Hillary Clinton fainted this past weekend during the 9/11 ceremony. Her explanation for this changed from dehydration to pneumonia to dehydration again.
Deny, deny, deny. Despite the video clips taken on her abrupt leave during the ceremony proved evidence her state of ill-being. Why can’t she simply admit the fact that she was sick?
Oh yes. Because her employers, aka the American people in her case, would disapprove of her fragility and under dedication to serving the country.
Sound familiar? That’s because it is a daily problem happening across all workplaces in North America.
Modern society welcomes presenteeism, the phenomenon of showing up at work at all costs. Although the exact monetary value of lost productivity due to presenteeism is difficult to predict, we all know that it brings work culture down. No one likes to feel like they have to work through the agony of being sick. It breeds antagonism and resentment at the workplace.
145 countries around the world offer paid sick leave. The WHO have quantified the positive effects of paid sick leave on worker productivity as well as disease control.

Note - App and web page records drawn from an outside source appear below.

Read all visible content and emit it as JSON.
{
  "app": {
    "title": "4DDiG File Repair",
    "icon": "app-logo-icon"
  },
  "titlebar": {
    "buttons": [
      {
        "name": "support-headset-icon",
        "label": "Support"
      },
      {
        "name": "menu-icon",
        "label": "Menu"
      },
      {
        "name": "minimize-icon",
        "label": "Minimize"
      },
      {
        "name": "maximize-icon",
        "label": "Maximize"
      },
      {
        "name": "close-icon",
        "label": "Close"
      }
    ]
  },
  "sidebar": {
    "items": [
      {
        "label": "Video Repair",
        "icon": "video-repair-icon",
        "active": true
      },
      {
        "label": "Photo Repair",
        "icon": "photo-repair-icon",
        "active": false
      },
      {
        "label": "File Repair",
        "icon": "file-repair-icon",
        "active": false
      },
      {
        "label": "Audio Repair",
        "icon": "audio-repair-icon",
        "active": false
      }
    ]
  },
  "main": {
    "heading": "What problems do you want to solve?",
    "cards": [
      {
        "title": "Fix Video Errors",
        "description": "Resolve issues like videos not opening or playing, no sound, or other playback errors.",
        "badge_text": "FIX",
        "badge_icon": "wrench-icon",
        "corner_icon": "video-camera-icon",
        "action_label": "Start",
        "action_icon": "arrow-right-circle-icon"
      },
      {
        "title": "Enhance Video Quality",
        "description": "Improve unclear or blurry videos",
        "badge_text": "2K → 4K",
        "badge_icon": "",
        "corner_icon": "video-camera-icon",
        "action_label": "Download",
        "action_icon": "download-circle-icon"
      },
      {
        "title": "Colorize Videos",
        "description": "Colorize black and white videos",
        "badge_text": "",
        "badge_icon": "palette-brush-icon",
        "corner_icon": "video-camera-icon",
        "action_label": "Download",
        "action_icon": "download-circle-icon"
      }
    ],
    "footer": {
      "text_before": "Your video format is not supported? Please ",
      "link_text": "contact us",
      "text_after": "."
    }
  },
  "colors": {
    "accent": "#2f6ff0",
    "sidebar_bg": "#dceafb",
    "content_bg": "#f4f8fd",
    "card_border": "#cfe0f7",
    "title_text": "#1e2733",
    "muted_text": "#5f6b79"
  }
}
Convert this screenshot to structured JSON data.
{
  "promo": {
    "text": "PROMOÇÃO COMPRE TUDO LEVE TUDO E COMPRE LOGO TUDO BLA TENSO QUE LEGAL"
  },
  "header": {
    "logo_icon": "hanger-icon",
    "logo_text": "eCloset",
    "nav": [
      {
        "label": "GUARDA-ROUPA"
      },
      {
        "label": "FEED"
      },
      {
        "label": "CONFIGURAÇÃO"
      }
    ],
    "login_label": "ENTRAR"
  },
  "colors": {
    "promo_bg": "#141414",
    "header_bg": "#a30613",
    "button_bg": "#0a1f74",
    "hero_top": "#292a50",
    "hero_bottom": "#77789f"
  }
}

Corporate wellness is increasingly recognized as an important prerequisite for a thriving company. And though this is all and well, perhaps we should all take the opportunity of this renewed awareness by affirming the culture that it’s OK to not come to work when sick.
Great Place To Work deems that a great workplace provides a culture where employees TRUST the people they work for, have PRIDE in what they do, and ENJOY the people they work with.
With this in mind, we’d say that a good place to start is to let your employees know that you support their rest when sick. This builds trust, pride, and admiration for their workplace, the three parts that build the top 100 list companies to work for.
The best part? No fancy gadgets or big budgets required. Just some companionship and good old human interaction.